Fiscal 2009 grain and feed exports are forecast $500 million lower than the February forecast to $25.6 billion. This is largely due to downward revisions in both wheat volume and value. Offsetting are corn, rice, and certain feeds. Large global supplies and sluggish trade, aggravated by the economic crisis, contribute to reduced U.S. competitiveness. Wheat is lowered $1 billion to $6.4 billion, reflecting abundant world wheat supplies and intensified competition. A 1.9 million ton revision from February to 24.6 million tons is due to higher expected competition during the summer months from most major exporters, including the EU, Russia, Ukraine, and Australia.

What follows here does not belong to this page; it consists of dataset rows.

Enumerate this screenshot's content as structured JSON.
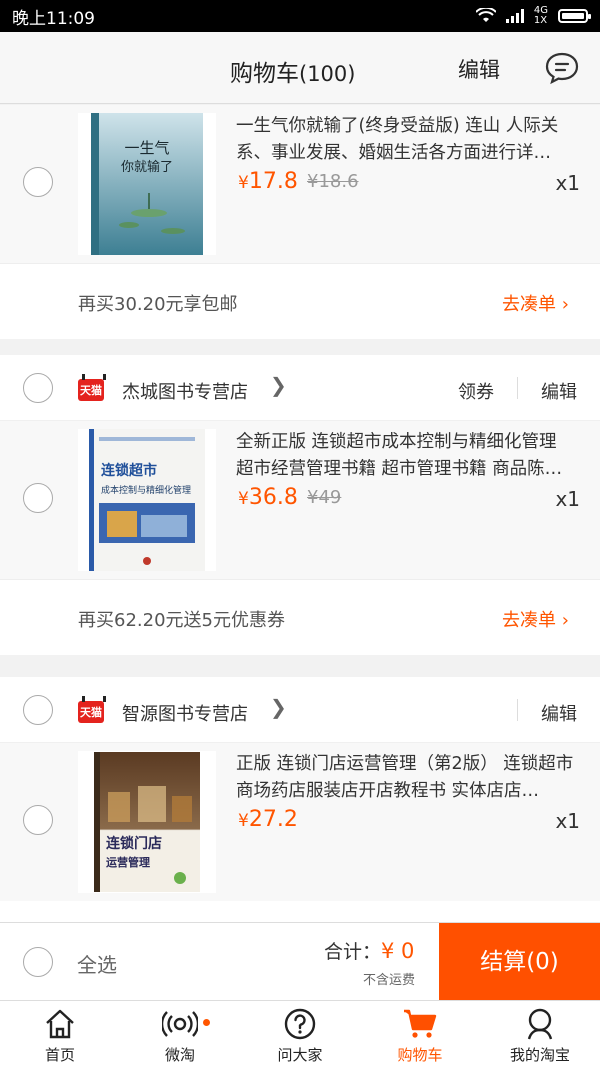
{
  "statusbar": {
    "time": "晚上11:09",
    "network": "4G",
    "network_sub": "1X"
  },
  "header": {
    "title": "购物车",
    "count": "(100)",
    "edit": "编辑"
  },
  "card1": {
    "item": {
      "title": "一生气你就输了(终身受益版) 连山 人际关系、事业发展、婚姻生活各方面进行详…",
      "currency": "¥",
      "price": "17.8",
      "original": "¥18.6",
      "qty": "x1"
    },
    "promo": {
      "text": "再买30.20元享包邮",
      "action": "去凑单"
    }
  },
  "card2": {
    "shop": {
      "name": "杰城图书专营店",
      "badge": "天猫",
      "coupon": "领券",
      "edit": "编辑"
    },
    "item": {
      "title": "全新正版 连锁超市成本控制与精细化管理 超市经营管理书籍 超市管理书籍 商品陈…",
      "currency": "¥",
      "price": "36.8",
      "original": "¥49",
      "qty": "x1",
      "cover_title": "连锁超市",
      "cover_sub": "成本控制与精细化管理"
    },
    "promo": {
      "text": "再买62.20元送5元优惠券",
      "action": "去凑单"
    }
  },
  "card3": {
    "shop": {
      "name": "智源图书专营店",
      "badge": "天猫",
      "edit": "编辑"
    },
    "item": {
      "title": "正版 连锁门店运营管理（第2版） 连锁超市商场药店服装店开店教程书 实体店店…",
      "currency": "¥",
      "price": "27.2",
      "qty": "x1",
      "cover_title": "连锁门店",
      "cover_sub": "运营管理"
    }
  },
  "cover1": {
    "title": "一生气你就输了"
  },
  "bottom": {
    "select_all": "全选",
    "total_label": "合计：",
    "total_amount": "¥ 0",
    "shipping": "不含运费",
    "checkout": "结算(0)"
  },
  "tabs": [
    {
      "label": "首页"
    },
    {
      "label": "微淘"
    },
    {
      "label": "问大家"
    },
    {
      "label": "购物车"
    },
    {
      "label": "我的淘宝"
    }
  ],
  "colors": {
    "accent": "#ff5000",
    "tmall": "#e4231e"
  }
}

The forecast export value for coarse grains is increased $400 million since February to $9.6 billion, mostly due to an upward revision in corn unit value, reflecting a recovery in global demand and anticipation of a tighter U.S. market. Competition from Argentina and Brazil remains largely unchanged; on balance, however, other competitors in North Africa and the Middle East are boosted, resulting in a lowering of U.S. corn exports by 500,000 tons to 44.5 million.
Rice export value is up $200 million to $2 billion due to the larger proportion of rice shipped fully milled and global prices that have fallen more slowly than expected. This results in a significant boost in average unit value. Volume, however, is lowered 100,000 tons to 3.5 million because of slow sales of rough rice to Latin America.

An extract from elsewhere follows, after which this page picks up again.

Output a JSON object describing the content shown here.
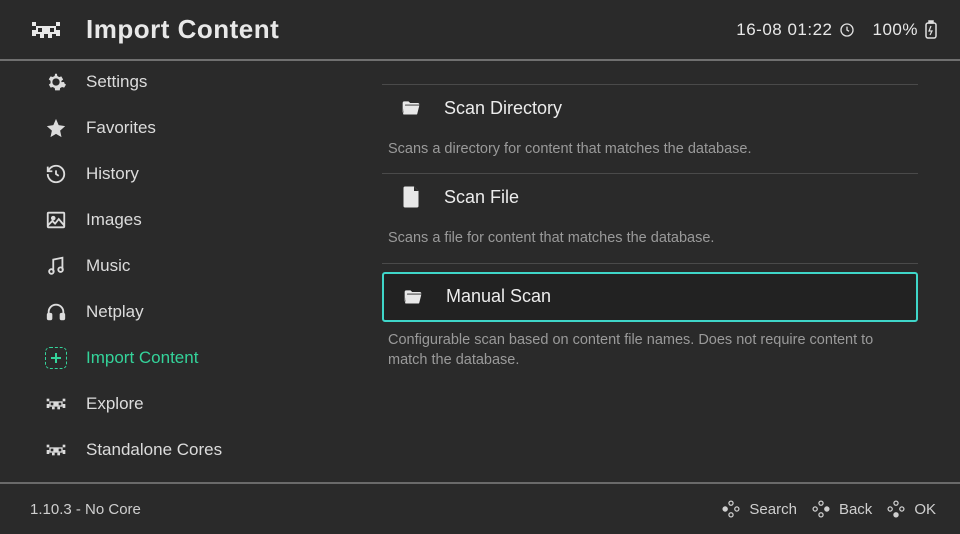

The fiscal 2009 export forecast for oilseeds and products is $20 billion, up $1.6 billion from the February estimate. The revised forecast reflects larger export volumes for soybeans and products and stable to higher unit values, particularly for vegetable oils. Soybean export value is forecast at $13.1 billion, up $1 billion due to a significant increase in export volume as unit price remains unchanged. Soybean exports for the remainder of the fiscal year are expected to remain strong, reflecting crop shortfalls in Argentina and record imports by China. Forecast soybean oil and meal export values are increased on improved volumes and unit values. Reduced South American crush and exports will provide additional marketing opportunities for U.S. products.
The fiscal 2009 forecast for cotton exports is raised $200 million from February’s forecast to $3.8 billion due to a 200,000-ton increase in shipments now forecast at 2.7 million tons. Since February, the U.S. share of world trade has grown as the operation of India’s Minimum Support Price has decreased their competitiveness in major import markets. The United States has been the primary beneficiary.
Exports of livestock, poultry, and dairy products are forecast at $18.4 billion, down nearly $500 million from the February estimate. The $400 million reduction in the dairy product outlook accounts for much of the decline with beef, and hides and skins making up most of the rest. Weakened dairy import demand is coupled with increased competition from subsidized exports of nonfat dry milk and butterfat from the EU. On a positive note, global dairy prices appear to have stabilized, and have recently begun to show signs of recovery. The beef export forecast is lowered $200 million based on weaker demand by major trading partners Japan, South Korea, and Mexico. Hides and skins fall nearly $200 million due to weak demand for leather as car sales slump.
Conversely, poultry exports are revised upward $300 million due to stronger shipments in the first half of the year. The pork export forecast is up slightly as stronger-than-expected sales to Mexico and Japan in early 2009 more than offset recent concerns about A/H1N1 influenza. A combination of foreign restrictions and reduced consumption in some countries is expected to temper growth, but the impacts are expected to be short term.
The fiscal 2009 export forecast for horticultural products is unchanged at a record $21.5 billion. Overall, sales volume is mostly flat, but higher prices for some products boost export value. The global economic crisis is expected to slow the growth in horticultural export value to 3 percent, the slowest rate in the past 7 years. Weaker exports to major markets such as Canada, Japan, and Korea are largely being offset by stronger exports to Mexico, China, and Taiwan. Horticultural exports to the EU are expected to remain flat.
The fruit and vegetable export forecasts are unchanged from the February forecast of $5.7 billion each. Dominated by almonds, tree nut exports are unchanged from the February forecast of $3.6 billion. A record almond harvest combined with slowing EU demand has put downward pressure on prices and export value. This is offset by surging pistachio exports (shipped mostly to the EU and China) due to reduced competition from Iran which has suffered a major crop shortfall.